A group of scholars are currently studying the descendants of those original Lithuanian deportees, called the eastern diaspora in the Saratov region and Kazachstan, and how they retained the language. Their research on site was suspended due to the COVID-19 pandemic and then the invasion of Ukraine by Russia, and is now restricted to archival material.

Lithuanian Chapel

Lithuanians in the region were native Lithuanian speakers, but at the time of their deportation the language had not yet been standardized. Archives show that most of the deportees were from Eastern Lithuania, or Aukštaitija (Highlands), and carried their local dialect with them to Russia, together with its now archaic vocabulary.

How were they able to maintain that language for over 100 years? First of all, those three villages made up a large community. Secondly, the Lithuanians were exiled with their entire families. Thus Lithuanian was spoken within the family and outside the home, which is essential for language retention. Local authorities were not tasked with eliminating Lithuanian, even though its use was forbidden in Lithuania itself and russification was actively practiced. The Saratov Lithuanians were left to their own devices, and had a Lithuanian school from 1870 to 1938, and even a church.

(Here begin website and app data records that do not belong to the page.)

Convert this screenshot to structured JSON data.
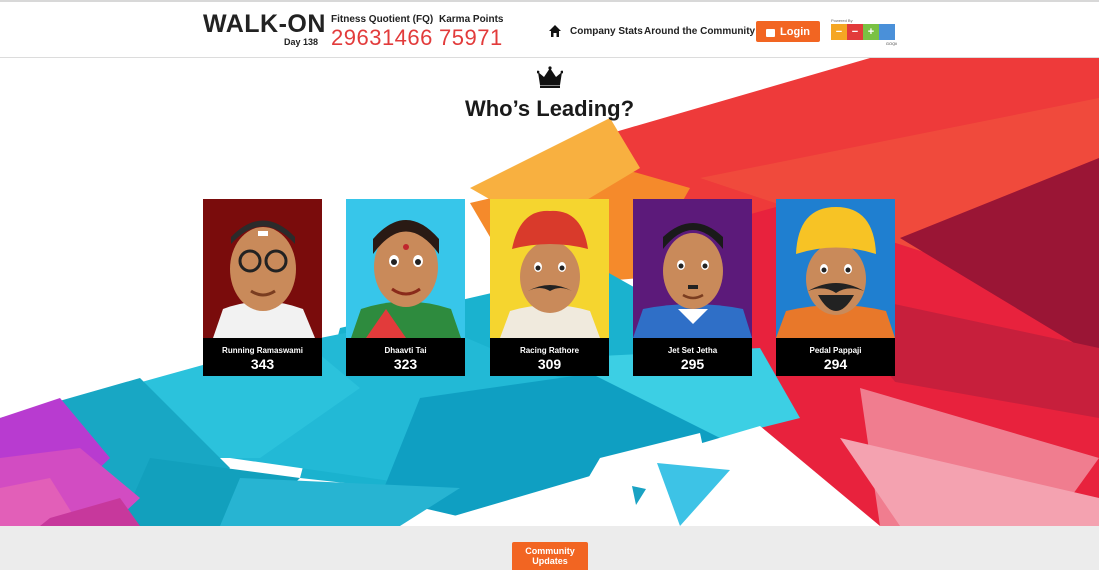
{
  "header": {
    "logo_text": "WALK-ON",
    "day_label": "Day 138",
    "fq_label": "Fitness Quotient (FQ)",
    "fq_value": "29631466",
    "karma_label": "Karma Points",
    "karma_value": "75971",
    "nav": [
      {
        "label": "Company Stats"
      },
      {
        "label": "Around the Community"
      }
    ],
    "login_label": "Login",
    "powered_by": "Powered By",
    "partner_name": "GOQii",
    "partner_glyphs": [
      "−",
      "−",
      "+",
      ""
    ]
  },
  "hero": {
    "title": "Who’s Leading?"
  },
  "leaders": [
    {
      "name": "Running Ramaswami",
      "score": "343",
      "bg": "#7a0c0c"
    },
    {
      "name": "Dhaavti Tai",
      "score": "323",
      "bg": "#37c6ea"
    },
    {
      "name": "Racing Rathore",
      "score": "309",
      "bg": "#f5d52f"
    },
    {
      "name": "Jet Set Jetha",
      "score": "295",
      "bg": "#5c1a7a"
    },
    {
      "name": "Pedal Pappaji",
      "score": "294",
      "bg": "#1f7fd0"
    }
  ],
  "footer": {
    "community_line1": "Community",
    "community_line2": "Updates"
  },
  "colors": {
    "accent": "#f26522",
    "stat_red": "#e23b3b"
  }
}
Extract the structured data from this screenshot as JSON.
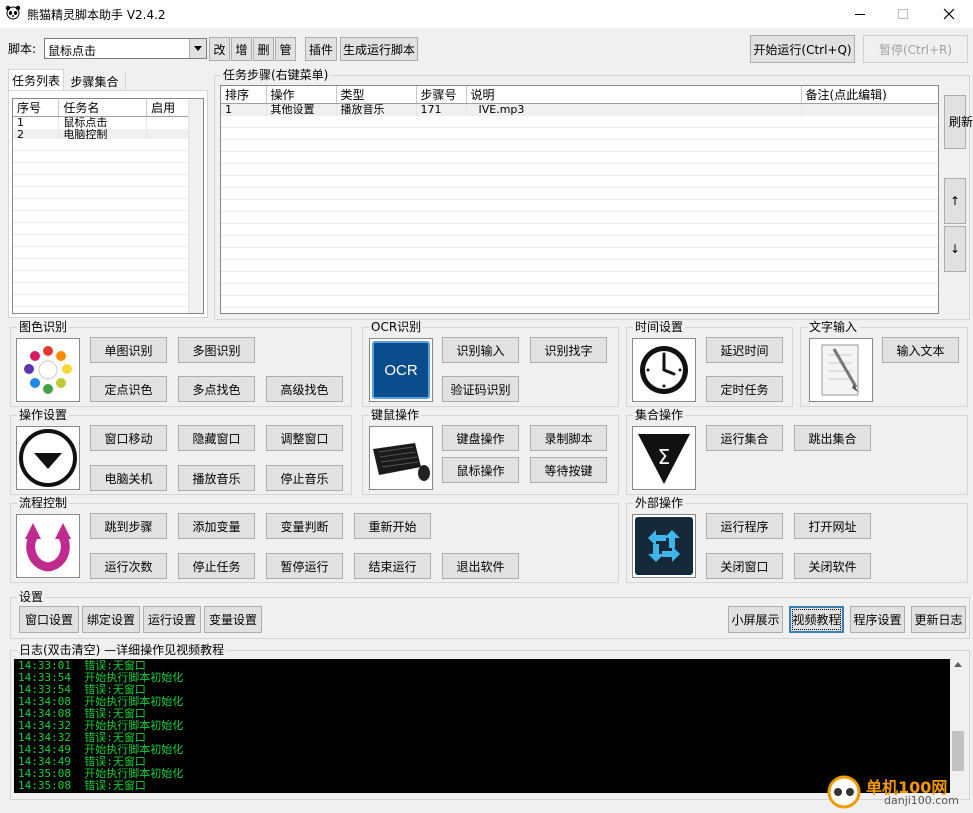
{
  "window": {
    "title": "熊猫精灵脚本助手  V2.4.2"
  },
  "toolbar": {
    "script_label": "脚本:",
    "script_value": "鼠标点击",
    "edit": "改",
    "add": "增",
    "del": "删",
    "manage": "管",
    "plugin": "插件",
    "gen": "生成运行脚本",
    "start": "开始运行(Ctrl+Q)",
    "pause": "暂停(Ctrl+R)"
  },
  "tabs": {
    "task_list": "任务列表",
    "step_set": "步骤集合"
  },
  "task_table": {
    "headers": [
      "序号",
      "任务名",
      "启用"
    ],
    "rows": [
      [
        "1",
        "鼠标点击",
        ""
      ],
      [
        "2",
        "电脑控制",
        ""
      ]
    ]
  },
  "steps": {
    "title": "任务步骤(右键菜单)",
    "headers": [
      "排序",
      "操作",
      "类型",
      "步骤号",
      "说明",
      "备注(点此编辑)"
    ],
    "rows": [
      [
        "1",
        "其他设置",
        "播放音乐",
        "171",
        "IVE.mp3",
        ""
      ]
    ],
    "refresh": "刷新",
    "up": "↑",
    "down": "↓"
  },
  "image_recog": {
    "title": "图色识别",
    "b1": "单图识别",
    "b2": "多图识别",
    "b3": "定点识色",
    "b4": "多点找色",
    "b5": "高级找色"
  },
  "ocr": {
    "title": "OCR识别",
    "icon_text": "OCR",
    "b1": "识别输入",
    "b2": "识别找字",
    "b3": "验证码识别"
  },
  "time": {
    "title": "时间设置",
    "b1": "延迟时间",
    "b2": "定时任务"
  },
  "text_input": {
    "title": "文字输入",
    "b1": "输入文本"
  },
  "ops": {
    "title": "操作设置",
    "b1": "窗口移动",
    "b2": "隐藏窗口",
    "b3": "调整窗口",
    "b4": "电脑关机",
    "b5": "播放音乐",
    "b6": "停止音乐"
  },
  "kbm": {
    "title": "键鼠操作",
    "b1": "键盘操作",
    "b2": "录制脚本",
    "b3": "鼠标操作",
    "b4": "等待按键"
  },
  "collection": {
    "title": "集合操作",
    "b1": "运行集合",
    "b2": "跳出集合"
  },
  "flow": {
    "title": "流程控制",
    "b1": "跳到步骤",
    "b2": "添加变量",
    "b3": "变量判断",
    "b4": "重新开始",
    "b5": "运行次数",
    "b6": "停止任务",
    "b7": "暂停运行",
    "b8": "结束运行",
    "b9": "退出软件"
  },
  "external": {
    "title": "外部操作",
    "b1": "运行程序",
    "b2": "打开网址",
    "b3": "关闭窗口",
    "b4": "关闭软件"
  },
  "settings": {
    "title": "设置",
    "b1": "窗口设置",
    "b2": "绑定设置",
    "b3": "运行设置",
    "b4": "变量设置",
    "b5": "小屏展示",
    "b6": "视频教程",
    "b7": "程序设置",
    "b8": "更新日志"
  },
  "log": {
    "title": "日志(双击清空)   —详细操作见视频教程",
    "lines": [
      "14:33:01  错误:无窗口",
      "14:33:54  开始执行脚本初始化",
      "14:33:54  错误:无窗口",
      "14:34:08  开始执行脚本初始化",
      "14:34:08  错误:无窗口",
      "14:34:32  开始执行脚本初始化",
      "14:34:32  错误:无窗口",
      "14:34:49  开始执行脚本初始化",
      "14:34:49  错误:无窗口",
      "14:35:08  开始执行脚本初始化",
      "14:35:08  错误:无窗口"
    ]
  },
  "watermark": {
    "name": "单机100网",
    "url": "danji100.com"
  }
}
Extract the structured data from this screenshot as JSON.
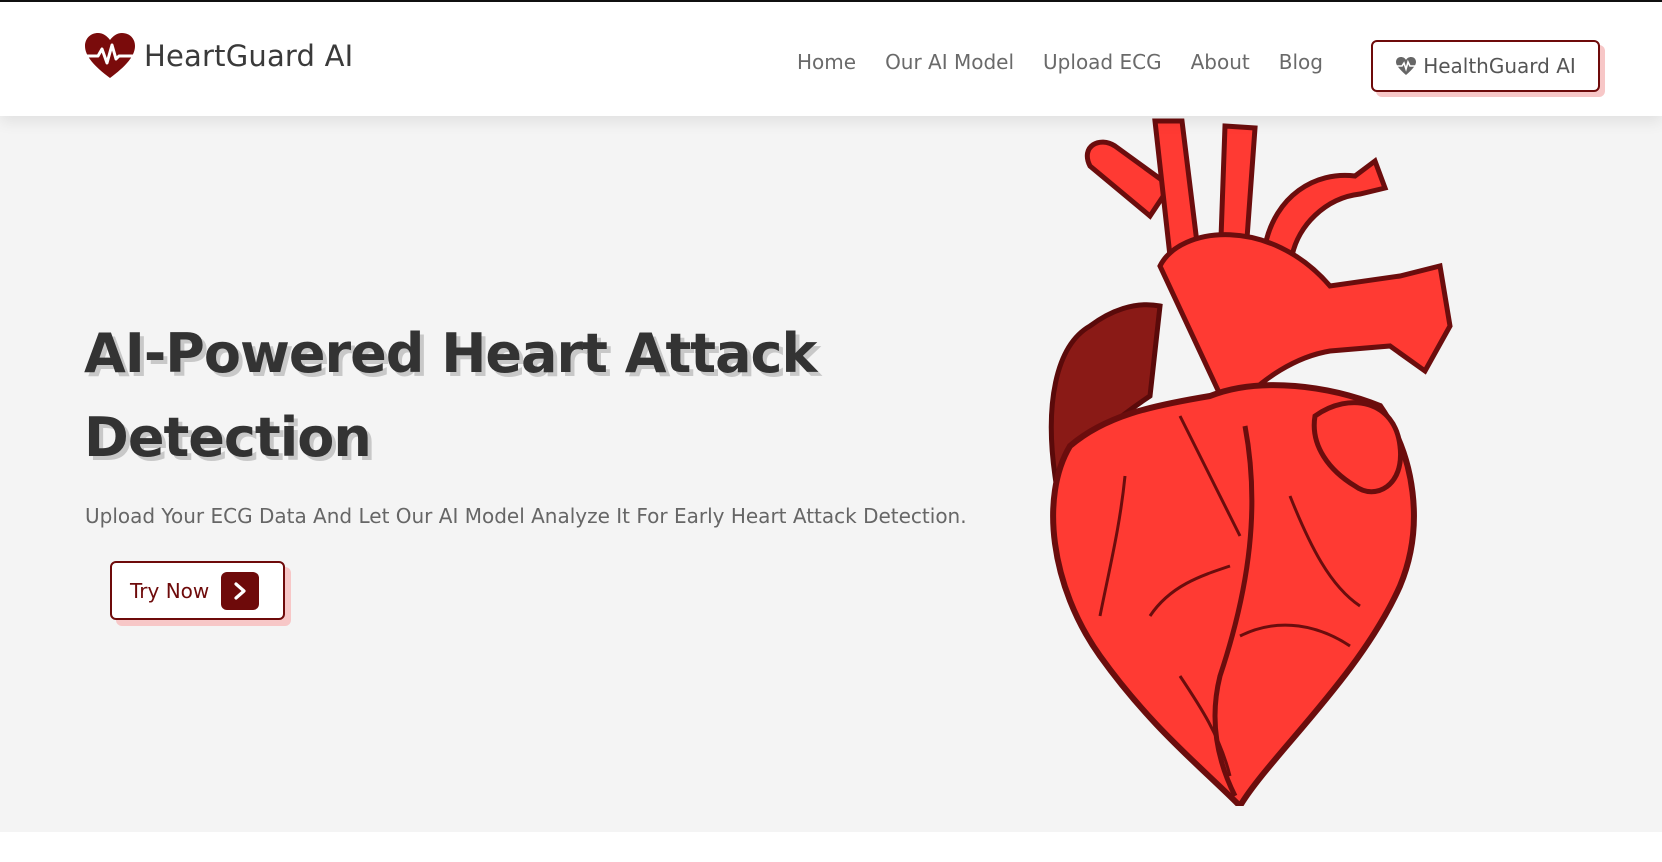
{
  "brand": {
    "name": "HeartGuard AI",
    "logo_icon": "heart-pulse-icon"
  },
  "nav": {
    "links": [
      "Home",
      "Our AI Model",
      "Upload ECG",
      "About",
      "Blog"
    ],
    "cta_label": "HealthGuard AI",
    "cta_icon": "heart-pulse-icon"
  },
  "hero": {
    "title_line1": "AI-Powered Heart Attack",
    "title_line2": "Detection",
    "subtitle": "Upload Your ECG Data And Let Our AI Model Analyze It For Early Heart Attack Detection.",
    "button_label": "Try Now",
    "button_icon": "chevron-right-icon",
    "image": "anatomical-heart-illustration"
  },
  "colors": {
    "accent": "#6e0a0a",
    "accent_shadow": "#f7c7c7",
    "heart_red": "#ff3a33",
    "heart_dark": "#6b0d0d",
    "hero_bg": "#f4f4f4"
  }
}
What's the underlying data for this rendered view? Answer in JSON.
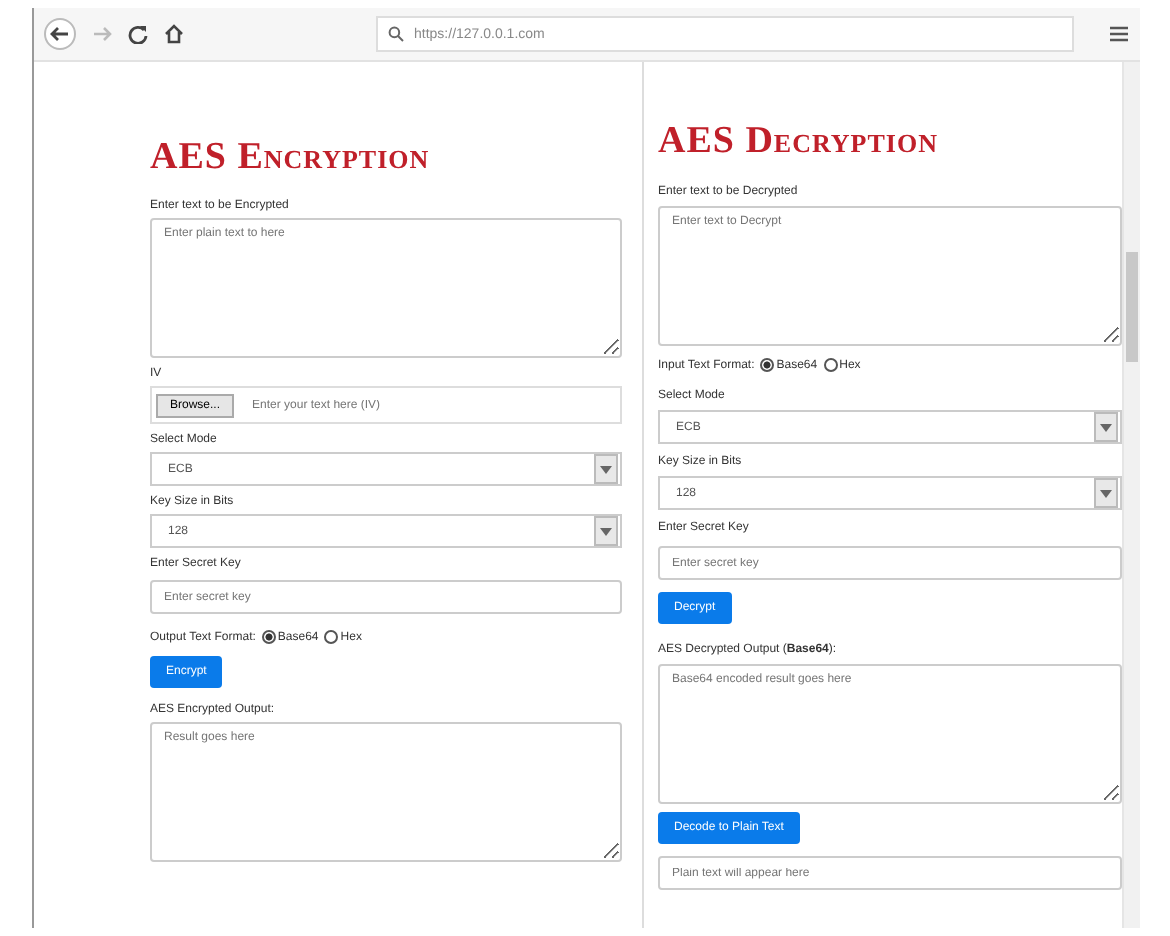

Refugees from Lithuania arrived in Saratov after each of the world wars, increasing the community’s numbers and revitalizing the language. During the interwar period of independence, Lithuania supported the Saratov Lithuanians and even attempted to have them returned.

The closely knit families ensured that their histories and Lithuania’s history were passed on through the generations, and their identity and language was preserved. As late as 1995, a small museum was established in the Chernaya Padina school, with artifacts telling the story of the Lithuanians who had lived in the area.

During a research expedition in 2013, an old woman who was interviewed said that she speaks Lithuanian badly, but she still loves the language, and feels close to it especially when she sings. Scholars conclude that folklore may be at least one successful means of retaining identity. In addition, correspondence with Lithuania connected the community with the homeland, but writing skills were largely lost after it was no longer permitted after World War II due to the Soviet occupation.

PHOTOS by Vytis Čiubrinskas